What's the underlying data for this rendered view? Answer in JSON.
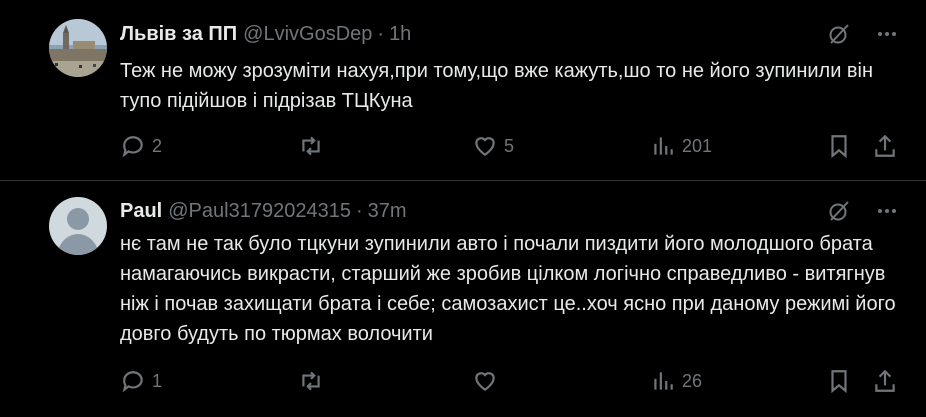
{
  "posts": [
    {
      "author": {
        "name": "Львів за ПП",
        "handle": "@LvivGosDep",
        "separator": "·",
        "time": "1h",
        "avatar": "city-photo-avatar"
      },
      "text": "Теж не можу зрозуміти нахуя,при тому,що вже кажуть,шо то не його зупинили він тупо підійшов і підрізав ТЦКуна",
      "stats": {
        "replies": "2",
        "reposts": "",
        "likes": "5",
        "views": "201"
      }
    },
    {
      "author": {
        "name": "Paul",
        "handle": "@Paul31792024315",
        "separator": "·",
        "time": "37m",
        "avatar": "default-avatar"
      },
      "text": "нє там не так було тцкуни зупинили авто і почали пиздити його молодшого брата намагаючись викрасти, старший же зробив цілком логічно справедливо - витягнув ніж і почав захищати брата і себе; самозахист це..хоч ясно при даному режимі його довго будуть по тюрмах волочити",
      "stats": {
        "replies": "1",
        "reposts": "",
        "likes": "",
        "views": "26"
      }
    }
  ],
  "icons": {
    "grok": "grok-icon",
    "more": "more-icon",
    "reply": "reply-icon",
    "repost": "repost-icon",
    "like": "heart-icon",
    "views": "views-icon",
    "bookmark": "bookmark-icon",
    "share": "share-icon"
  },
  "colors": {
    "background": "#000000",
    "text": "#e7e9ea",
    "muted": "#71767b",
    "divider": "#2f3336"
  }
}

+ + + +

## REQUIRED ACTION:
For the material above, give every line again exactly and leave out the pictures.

## RESPONSE BOX:
What's the underlying data for this rendered view? Answer in JSON.
{
  "posts": [
    {
      "author": {
        "name": "Львів за ПП",
        "handle": "@LvivGosDep",
        "separator": "·",
        "time": "1h",
        "avatar": "city-photo-avatar"
      },
      "text": "Теж не можу зрозуміти нахуя,при тому,що вже кажуть,шо то не його зупинили він тупо підійшов і підрізав ТЦКуна",
      "stats": {
        "replies": "2",
        "reposts": "",
        "likes": "5",
        "views": "201"
      }
    },
    {
      "author": {
        "name": "Paul",
        "handle": "@Paul31792024315",
        "separator": "·",
        "time": "37m",
        "avatar": "default-avatar"
      },
      "text": "нє там не так було тцкуни зупинили авто і почали пиздити його молодшого брата намагаючись викрасти, старший же зробив цілком логічно справедливо - витягнув ніж і почав захищати брата і себе; самозахист це..хоч ясно при даному режимі його довго будуть по тюрмах волочити",
      "stats": {
        "replies": "1",
        "reposts": "",
        "likes": "",
        "views": "26"
      }
    }
  ],
  "icons": {
    "grok": "grok-icon",
    "more": "more-icon",
    "reply": "reply-icon",
    "repost": "repost-icon",
    "like": "heart-icon",
    "views": "views-icon",
    "bookmark": "bookmark-icon",
    "share": "share-icon"
  },
  "colors": {
    "background": "#000000",
    "text": "#e7e9ea",
    "muted": "#71767b",
    "divider": "#2f3336"
  }
}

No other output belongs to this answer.